Here are 3 Ways Your Loved One Can Support You This Month by Alex Gierbolini
1. Show up
2. Say “I’m proud of you” using a calm tone and normal facial expression, even if they’re not sure what is going on with your situation
3. Be there for you without asking for anything in return (like food or money)
Now that it’s officially April, many people are breathing a collective sigh of relief because it means the end of winter, warmer weather (hopefully!), and spring break! If you’re lucky enough to be getting some time off this month, take advantage of it by giving yourself permission to do something nice for yourself. There will always be another deadline or stretch goal that needs attention next week or next month; give you permission to relax now. Spend time with friends, reconnect with yourself, and explore something new.
Take care of yourself!
By doing this, you’re taking the first step towards loving yourself just as much as others love you. Whether it’s your partner, friend, or family member that struggles with mental health issues, the support of loved ones can be crucial to their healing process explains Alex Gierbolini.
It’s important that those close to people with mental illness know how they can best support them so I’ve put together three tips for anyone who wants to support someone they love this month:
1. Show up – sometimes showing up is all someone needs.

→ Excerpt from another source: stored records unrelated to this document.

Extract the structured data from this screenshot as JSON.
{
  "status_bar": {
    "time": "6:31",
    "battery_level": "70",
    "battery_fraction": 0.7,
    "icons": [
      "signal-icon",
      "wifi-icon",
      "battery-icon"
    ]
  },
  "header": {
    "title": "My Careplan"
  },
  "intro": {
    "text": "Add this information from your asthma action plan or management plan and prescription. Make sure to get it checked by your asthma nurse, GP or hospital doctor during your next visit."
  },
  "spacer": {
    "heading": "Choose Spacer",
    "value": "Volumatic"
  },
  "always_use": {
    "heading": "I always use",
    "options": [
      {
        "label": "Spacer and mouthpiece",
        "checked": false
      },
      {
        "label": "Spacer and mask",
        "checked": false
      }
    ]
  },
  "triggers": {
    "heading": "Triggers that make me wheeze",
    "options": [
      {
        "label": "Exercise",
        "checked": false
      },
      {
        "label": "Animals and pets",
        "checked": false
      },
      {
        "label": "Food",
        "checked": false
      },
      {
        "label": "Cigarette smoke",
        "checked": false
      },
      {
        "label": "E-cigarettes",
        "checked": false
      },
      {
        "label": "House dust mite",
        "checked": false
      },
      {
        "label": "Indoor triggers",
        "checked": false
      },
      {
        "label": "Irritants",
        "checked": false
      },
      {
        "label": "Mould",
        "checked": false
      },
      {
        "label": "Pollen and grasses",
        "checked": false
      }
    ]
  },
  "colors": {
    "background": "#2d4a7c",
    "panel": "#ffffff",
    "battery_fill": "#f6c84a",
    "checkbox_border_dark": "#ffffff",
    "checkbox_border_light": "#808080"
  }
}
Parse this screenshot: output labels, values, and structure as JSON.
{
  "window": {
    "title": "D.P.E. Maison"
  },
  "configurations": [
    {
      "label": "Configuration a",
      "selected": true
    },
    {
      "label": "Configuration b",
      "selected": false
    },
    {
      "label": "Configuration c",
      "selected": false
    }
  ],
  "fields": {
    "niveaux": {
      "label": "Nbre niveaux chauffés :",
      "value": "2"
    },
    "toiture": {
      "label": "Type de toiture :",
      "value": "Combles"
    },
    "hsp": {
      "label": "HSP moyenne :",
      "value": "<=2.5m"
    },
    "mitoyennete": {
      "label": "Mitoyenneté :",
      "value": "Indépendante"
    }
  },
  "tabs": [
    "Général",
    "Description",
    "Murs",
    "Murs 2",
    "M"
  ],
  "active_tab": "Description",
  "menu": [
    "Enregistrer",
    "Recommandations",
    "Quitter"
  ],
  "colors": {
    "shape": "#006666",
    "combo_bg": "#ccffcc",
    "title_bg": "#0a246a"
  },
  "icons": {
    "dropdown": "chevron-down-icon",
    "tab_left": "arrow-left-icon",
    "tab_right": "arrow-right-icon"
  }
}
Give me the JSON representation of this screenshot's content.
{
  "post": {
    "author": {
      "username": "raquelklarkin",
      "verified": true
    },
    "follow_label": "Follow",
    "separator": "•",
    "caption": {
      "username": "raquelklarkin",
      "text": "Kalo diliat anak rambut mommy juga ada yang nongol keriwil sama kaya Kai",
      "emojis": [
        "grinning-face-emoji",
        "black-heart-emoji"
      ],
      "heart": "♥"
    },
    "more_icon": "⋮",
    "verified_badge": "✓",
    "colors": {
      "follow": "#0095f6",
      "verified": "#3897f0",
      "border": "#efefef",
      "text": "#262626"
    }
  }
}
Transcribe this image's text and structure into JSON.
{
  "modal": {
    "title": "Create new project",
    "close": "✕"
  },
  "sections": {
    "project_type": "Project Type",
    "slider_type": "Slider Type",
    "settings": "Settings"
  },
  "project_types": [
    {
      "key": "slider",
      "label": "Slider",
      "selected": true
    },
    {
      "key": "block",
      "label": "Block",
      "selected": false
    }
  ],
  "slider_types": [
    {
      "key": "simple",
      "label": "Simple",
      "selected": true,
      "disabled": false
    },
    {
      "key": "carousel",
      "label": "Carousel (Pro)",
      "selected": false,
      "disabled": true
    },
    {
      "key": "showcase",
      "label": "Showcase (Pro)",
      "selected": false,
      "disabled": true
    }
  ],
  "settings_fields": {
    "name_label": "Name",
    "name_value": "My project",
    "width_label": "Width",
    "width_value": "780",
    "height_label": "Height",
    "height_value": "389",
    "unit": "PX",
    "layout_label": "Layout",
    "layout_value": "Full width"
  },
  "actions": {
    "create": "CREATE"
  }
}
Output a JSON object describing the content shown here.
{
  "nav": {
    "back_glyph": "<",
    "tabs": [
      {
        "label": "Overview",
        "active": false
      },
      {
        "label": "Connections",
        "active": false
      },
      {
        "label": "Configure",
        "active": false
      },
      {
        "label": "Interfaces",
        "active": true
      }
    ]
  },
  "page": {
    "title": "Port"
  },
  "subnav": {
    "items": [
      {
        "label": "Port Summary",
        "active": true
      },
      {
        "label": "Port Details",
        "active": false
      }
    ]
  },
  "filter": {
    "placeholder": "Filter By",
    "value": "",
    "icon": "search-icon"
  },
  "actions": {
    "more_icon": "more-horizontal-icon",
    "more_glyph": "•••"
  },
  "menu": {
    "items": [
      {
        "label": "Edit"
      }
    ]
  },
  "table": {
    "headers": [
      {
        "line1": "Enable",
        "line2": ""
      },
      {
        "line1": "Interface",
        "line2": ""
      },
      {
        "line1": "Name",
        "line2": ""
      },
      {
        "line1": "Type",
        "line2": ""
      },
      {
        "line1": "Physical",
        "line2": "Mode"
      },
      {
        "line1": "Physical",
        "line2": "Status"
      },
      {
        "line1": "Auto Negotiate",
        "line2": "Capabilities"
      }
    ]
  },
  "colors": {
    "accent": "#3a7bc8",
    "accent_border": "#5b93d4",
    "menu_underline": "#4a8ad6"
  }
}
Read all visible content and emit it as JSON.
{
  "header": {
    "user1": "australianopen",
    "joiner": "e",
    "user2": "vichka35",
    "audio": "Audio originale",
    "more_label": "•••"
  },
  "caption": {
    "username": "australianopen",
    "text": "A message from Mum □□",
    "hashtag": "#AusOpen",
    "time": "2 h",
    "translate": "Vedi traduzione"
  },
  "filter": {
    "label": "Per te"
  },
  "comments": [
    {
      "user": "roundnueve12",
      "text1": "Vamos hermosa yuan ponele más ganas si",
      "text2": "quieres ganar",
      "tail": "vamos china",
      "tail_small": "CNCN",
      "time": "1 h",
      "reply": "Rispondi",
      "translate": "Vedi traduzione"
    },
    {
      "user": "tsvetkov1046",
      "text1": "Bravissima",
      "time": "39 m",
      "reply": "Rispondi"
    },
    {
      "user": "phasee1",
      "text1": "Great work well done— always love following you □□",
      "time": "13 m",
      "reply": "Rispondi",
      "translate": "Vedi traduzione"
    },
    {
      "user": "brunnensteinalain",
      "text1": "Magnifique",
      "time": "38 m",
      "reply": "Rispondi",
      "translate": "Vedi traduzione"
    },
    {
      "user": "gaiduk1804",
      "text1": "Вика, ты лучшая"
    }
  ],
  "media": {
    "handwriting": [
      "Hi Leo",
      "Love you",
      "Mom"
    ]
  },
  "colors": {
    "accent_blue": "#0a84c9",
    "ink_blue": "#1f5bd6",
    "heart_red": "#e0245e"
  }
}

This doesn’t mean this person has to speak or even stay long; they just need to be there for you during a difficult time and in a non-judgmental way. For those who may not have experience supporting a loved one with mental illness, this can sometimes feel like you’re walking on eggshells or being careful about what to say because your support should be unconditional. If you’re at a loss for words, just say “I’m here if you need me. I love you.”
2. Say “I’m proud of you” –
I know that when someone struggles with mental health it can take a lot of courage to do everyday tasks and anyone building themselves up from scratch deserves all the credit in the world! Even though their fear might overpower them, reaching out for help is hard enough as it is so make sure they know how strong and brave they are says Alex Gierbolini.
3. Be there for you without asking for anything in return –
Let your loved one knows that you’re there to listen, not solve. Sometimes the best thing a friend can do is just sit with you as you talk things out or cry or scream. If someone is struggling with depression, sometimes all they need is someone who will listen and remind them of why they’re important to those around them. So this month as it gets warmer and the flowers start to bloom, take some time to look out for yourself and show yourself how much you care!
What if I don’t know how to support them?
Start by asking if they are okay. Once you’ve determined that it’s safe to start a conversation, let the person know that they can talk to you about anything and everything. If your friend or family member opens up to you, take time out of each day to ask them how their day is going and what help/support they need from you this month. Stay in touch with them regularly but only when they’re ready. Respect their boundaries – what worked for someone yesterday may not work today so is prepared for unannounced changes in plans or frequency of contact. When we feel depressed we tend to push people away. Don’t take it personally and remind yourself that it has nothing to do with you; it’s just part of depression.
What if they don’t want to talk about it?
If your friend or family member brushes off your concerns, sometimes the best thing you can do is continue to be there for them even if they refuse help. Let them know that you’re available to listen without judgment whenever they need someone to lean on says Alex Gierbolini. If they seem more irritable than usual or are unable to sleep, try suggesting professional help – remind them that people who struggle with mental health issues spend their lives trying not to feel this way and all they really want is a chance at feeling whole again. A lot of times we need permission from others before we can seek help so give yours!
As someone who struggles with mental health, it’s important for me to look out for my own needs. I may not be receiving treatment right now but that doesn’t mean the world has come to a complete stop; life moves on even when we’re stuck in our own minds. Sometimes all you need is your loved ones to remind you that you are still here and the only person who can change how you feel is yourself.
Remember, everyone will experience different symptoms of depression at their own pace.